▶ **Work item**
Report every line of the entries that contains the word "here".

(Page and application data records)

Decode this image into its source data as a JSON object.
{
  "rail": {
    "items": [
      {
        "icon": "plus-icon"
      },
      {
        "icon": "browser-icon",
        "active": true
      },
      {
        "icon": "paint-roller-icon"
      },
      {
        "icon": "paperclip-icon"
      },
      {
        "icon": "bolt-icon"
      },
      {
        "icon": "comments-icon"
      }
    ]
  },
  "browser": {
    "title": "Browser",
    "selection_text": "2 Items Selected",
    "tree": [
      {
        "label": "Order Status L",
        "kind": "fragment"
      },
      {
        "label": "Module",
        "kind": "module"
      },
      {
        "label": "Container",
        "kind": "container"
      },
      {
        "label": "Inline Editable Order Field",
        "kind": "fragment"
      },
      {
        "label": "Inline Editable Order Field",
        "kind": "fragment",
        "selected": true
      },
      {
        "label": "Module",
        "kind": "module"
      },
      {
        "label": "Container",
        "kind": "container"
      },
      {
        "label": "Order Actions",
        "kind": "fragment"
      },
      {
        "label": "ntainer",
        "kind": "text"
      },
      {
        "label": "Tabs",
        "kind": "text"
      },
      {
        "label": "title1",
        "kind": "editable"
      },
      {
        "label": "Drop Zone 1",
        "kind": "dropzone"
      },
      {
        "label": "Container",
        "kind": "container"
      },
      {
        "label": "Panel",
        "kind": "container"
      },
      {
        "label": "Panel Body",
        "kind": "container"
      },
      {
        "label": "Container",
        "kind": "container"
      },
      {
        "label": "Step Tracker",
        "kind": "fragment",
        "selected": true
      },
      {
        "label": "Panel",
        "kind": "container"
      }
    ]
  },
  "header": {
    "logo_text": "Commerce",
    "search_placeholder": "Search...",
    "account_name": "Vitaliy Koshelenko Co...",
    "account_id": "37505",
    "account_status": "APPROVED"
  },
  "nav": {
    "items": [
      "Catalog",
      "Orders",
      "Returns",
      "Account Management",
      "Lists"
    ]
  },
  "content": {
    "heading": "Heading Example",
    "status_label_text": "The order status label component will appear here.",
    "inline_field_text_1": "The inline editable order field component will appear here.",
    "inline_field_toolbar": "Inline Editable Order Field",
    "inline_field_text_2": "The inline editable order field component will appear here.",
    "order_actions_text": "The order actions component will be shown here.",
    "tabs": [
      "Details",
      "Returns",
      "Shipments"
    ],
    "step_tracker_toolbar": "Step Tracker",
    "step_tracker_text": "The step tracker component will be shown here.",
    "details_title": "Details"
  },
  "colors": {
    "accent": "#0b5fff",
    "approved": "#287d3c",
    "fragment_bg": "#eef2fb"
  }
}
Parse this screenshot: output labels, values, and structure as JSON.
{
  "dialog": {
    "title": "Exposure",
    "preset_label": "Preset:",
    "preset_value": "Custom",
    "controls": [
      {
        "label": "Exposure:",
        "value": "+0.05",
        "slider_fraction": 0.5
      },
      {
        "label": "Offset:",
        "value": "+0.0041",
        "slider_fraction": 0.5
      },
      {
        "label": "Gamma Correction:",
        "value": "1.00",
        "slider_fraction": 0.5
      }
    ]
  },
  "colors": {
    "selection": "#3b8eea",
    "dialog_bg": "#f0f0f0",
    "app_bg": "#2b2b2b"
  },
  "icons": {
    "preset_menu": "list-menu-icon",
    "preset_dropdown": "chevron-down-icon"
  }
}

▶ **Solution to this task**
    "status_label_text": "The order status label component will appear here.",
    "inline_field_text_1": "The inline editable order field component will appear here.",
    "inline_field_text_2": "The inline editable order field component will appear here.",
    "order_actions_text": "The order actions component will be shown here.",
    "step_tracker_text": "The step tracker component will be shown here.",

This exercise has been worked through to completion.